Automotive engine noises can usually be diagnosed quite quickly, especially in the hands of experienced and knowledgeable mechanics…but sometimes the answer is a lot harder to come by.
Take the case of a loud knocking sound on a Harley Davidson motorcycle with a Milwaukee Eight 107 engine…and it is only evident when accelerating under load and even more so if starting from a higher gear. So what could be the cause?
The first thing to do is rule out anything that could be loose on the bike. Heat shields, hose clips etc. Then check for exhaust leaks…as that is what it can sound like too, like there is a hole on your exhaust system somewhere and it is blowing hard.
If and when you have checked for exhaust leaks, look to see if the exhaust flange gaskets may need changing too.
At this stage it is a process of elimination. So the next item will be to check for any intake manifold leaks. Get a spray can of brake/carb cleaner or easy start. Start the engine and let it settle into idle. Then spray a little onto the intake manifold (being sure not to spray any near the intake air cleaner. Check to hear if there is an increase in engine rpm. If so, then you will need to change your intake manifold or replace the gaskets at least.

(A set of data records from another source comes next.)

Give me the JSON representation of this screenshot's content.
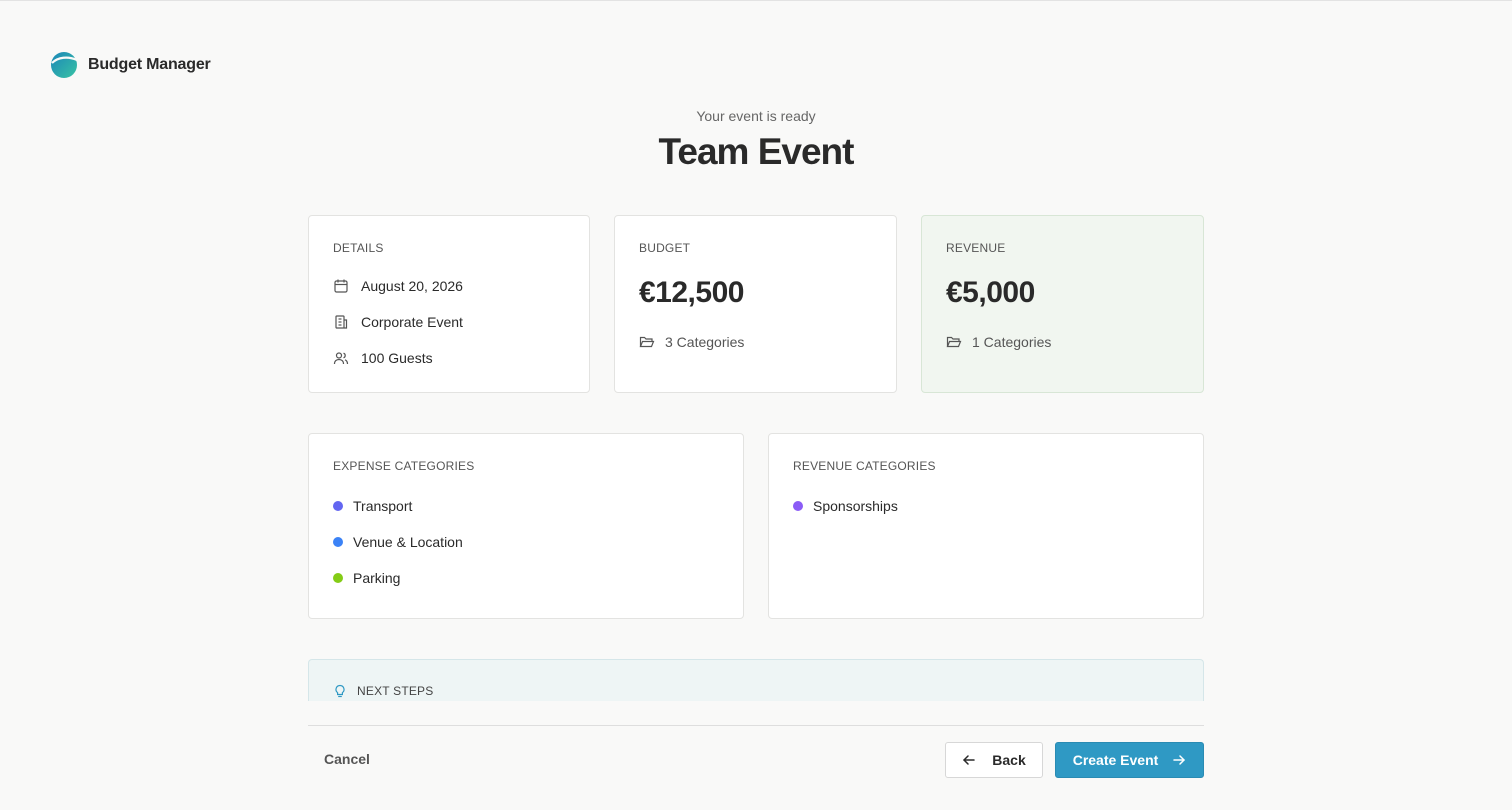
{
  "brand": {
    "name": "Budget Manager"
  },
  "header": {
    "subtitle": "Your event is ready",
    "title": "Team Event"
  },
  "details": {
    "label": "DETAILS",
    "date": "August 20, 2026",
    "type": "Corporate Event",
    "guests": "100 Guests"
  },
  "budget": {
    "label": "BUDGET",
    "amount": "€12,500",
    "categories": "3 Categories"
  },
  "revenue": {
    "label": "REVENUE",
    "amount": "€5,000",
    "categories": "1 Categories"
  },
  "expense_categories": {
    "label": "EXPENSE CATEGORIES",
    "items": [
      {
        "name": "Transport",
        "color": "#6366f1"
      },
      {
        "name": "Venue & Location",
        "color": "#3b82f6"
      },
      {
        "name": "Parking",
        "color": "#84cc16"
      }
    ]
  },
  "revenue_categories": {
    "label": "REVENUE CATEGORIES",
    "items": [
      {
        "name": "Sponsorships",
        "color": "#8b5cf6"
      }
    ]
  },
  "next_steps": {
    "label": "NEXT STEPS"
  },
  "footer": {
    "cancel": "Cancel",
    "back": "Back",
    "create": "Create Event"
  },
  "icons": {
    "logo": "budget-manager-logo",
    "date": "calendar-icon",
    "type": "building-icon",
    "guests": "users-icon",
    "categories": "folder-open-icon",
    "next_steps": "lightbulb-icon",
    "back": "arrow-left-icon",
    "create": "arrow-right-icon"
  }
}
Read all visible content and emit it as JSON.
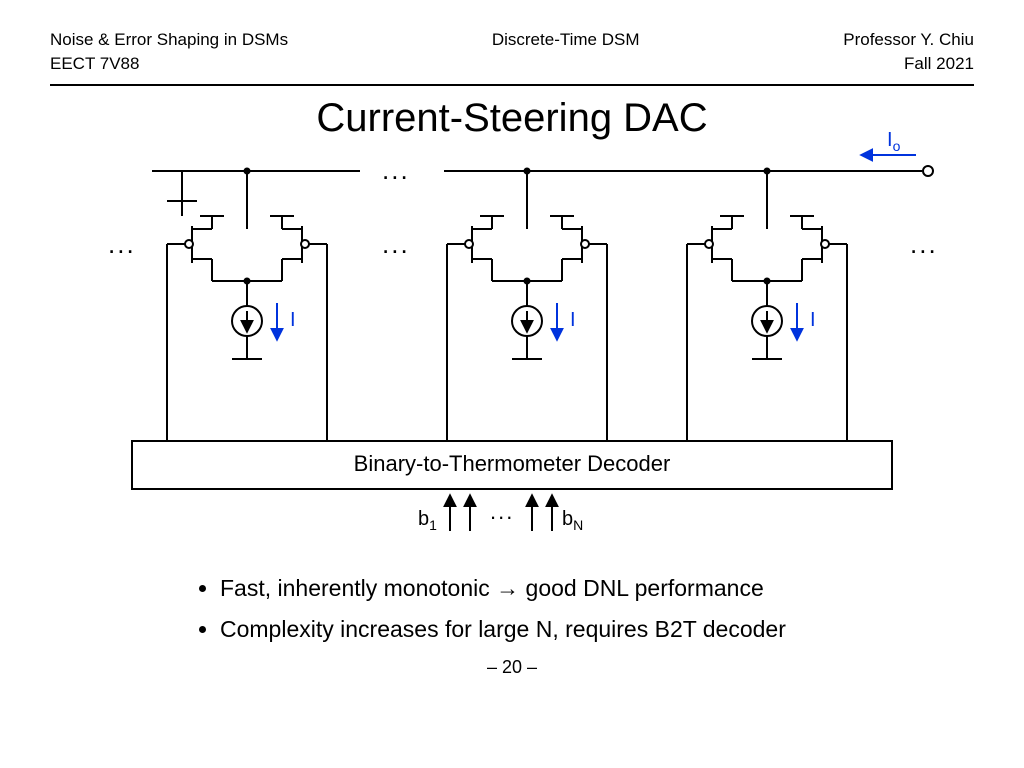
{
  "header": {
    "left_top": "Noise & Error Shaping in DSMs",
    "left_bottom": "EECT 7V88",
    "center_top": "Discrete-Time DSM",
    "right_top": "Professor Y. Chiu",
    "right_bottom": "Fall 2021"
  },
  "title": "Current-Steering DAC",
  "diagram": {
    "output_current": "I",
    "output_current_sub": "o",
    "cell_current": "I",
    "decoder": "Binary-to-Thermometer Decoder",
    "input_b1": "b",
    "input_b1_sub": "1",
    "input_bn": "b",
    "input_bn_sub": "N",
    "ellipsis": "..."
  },
  "bullets": [
    "Fast, inherently monotonic → good DNL performance",
    "Complexity increases for large N, requires B2T decoder"
  ],
  "pagenum": "– 20 –"
}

Now, that indeed may have been the issue or just an incidental and separate issue. So what else could it be.
So the next thing will be to go back to eliminating anything that be a simple fix. Such things and low oil level has been known to cause strange noises. Try higher octane fuel for a tank full or two and see if that has any bearing on this. It could be a combination of any of these things. Also look at spark plugs for any signs of damage. Look at HT leads too. If you have an endoscope (cylinder borescope), try to look inside the cylinders for any abnormal carbon build up on the piston crowns and or any signs of wear or damage to the cylinder walls.
At this stage, nothing has worked, so now onto the sensors. The ACR (automatic compression release valves) and the Knock sensors. Could these be the issue.
Harley Davidson motorcycles with an M8 engine have common known issues with sticking ACRs either in the closed or open position. In the closed position, the engine might be difficult to start. In the open position, indeed there could be a noise as what is being heard under acceleration.
However, before looking at the sensors…you need to determine if the tune on your bike is still working properly. If you are running a completely stock bike without a tuner, then it could be that the mechanical and electrical components are starting to wear out thus causing the fixed tune on your bike to not be so effective, thus causing a loud knocking/clacking/clapping sound on acceleration. If you have a tuner on your bike, then it might be worth trying to perform an autotune to see if that fixes anything. It could be enough to reset the AFR tables (air fuel ratio) and advance/retard the spark timing that works better thus eliminating the noise.
At this stage, still the noise persists, so now to check sensors and connections. Start with the ACRs as they are more common areas of concern. Check the wiring for any signs of heat damage. You will have to remove the fuel tank to do this.
Check the connections are true and follow the service manual for any electrical function tests. It could be a faulty ACR that is causing the problem. A loose connector or at worse it could be the ECM that is at fault.
Many times the ACRs, even those that are faulty or not working do not present any error codes either. With heat damage, the ends of the ACRs can burn away causing a leak which is more prominent under engine load whilst accelerating.
Once all connections have been checked with a noid test light and multimeter, the next job will be to use a 13/16 slotted deep socket to remove the ACR to inspect them for damage. If they are, then this is likely the case.
It could be a combination of the ACRs and the tune that is at fault. The knock sensors can be checked as well, however if they are defective, it is probable there would be other symptoms at other rpms and when not under load either.
The idea here is to keep eliminating potential problems until the solution is found. This could be the fix or it could still be a long road ahead. Anything else could mean an expensive bill at the end as it could be work pistons, bearings, cracked cylinder walls too. Hopefully the solution is a simple one before looking at expensive pathways.
This post will be updated as and when I determine what the root cause of this noise that I have on my bike is.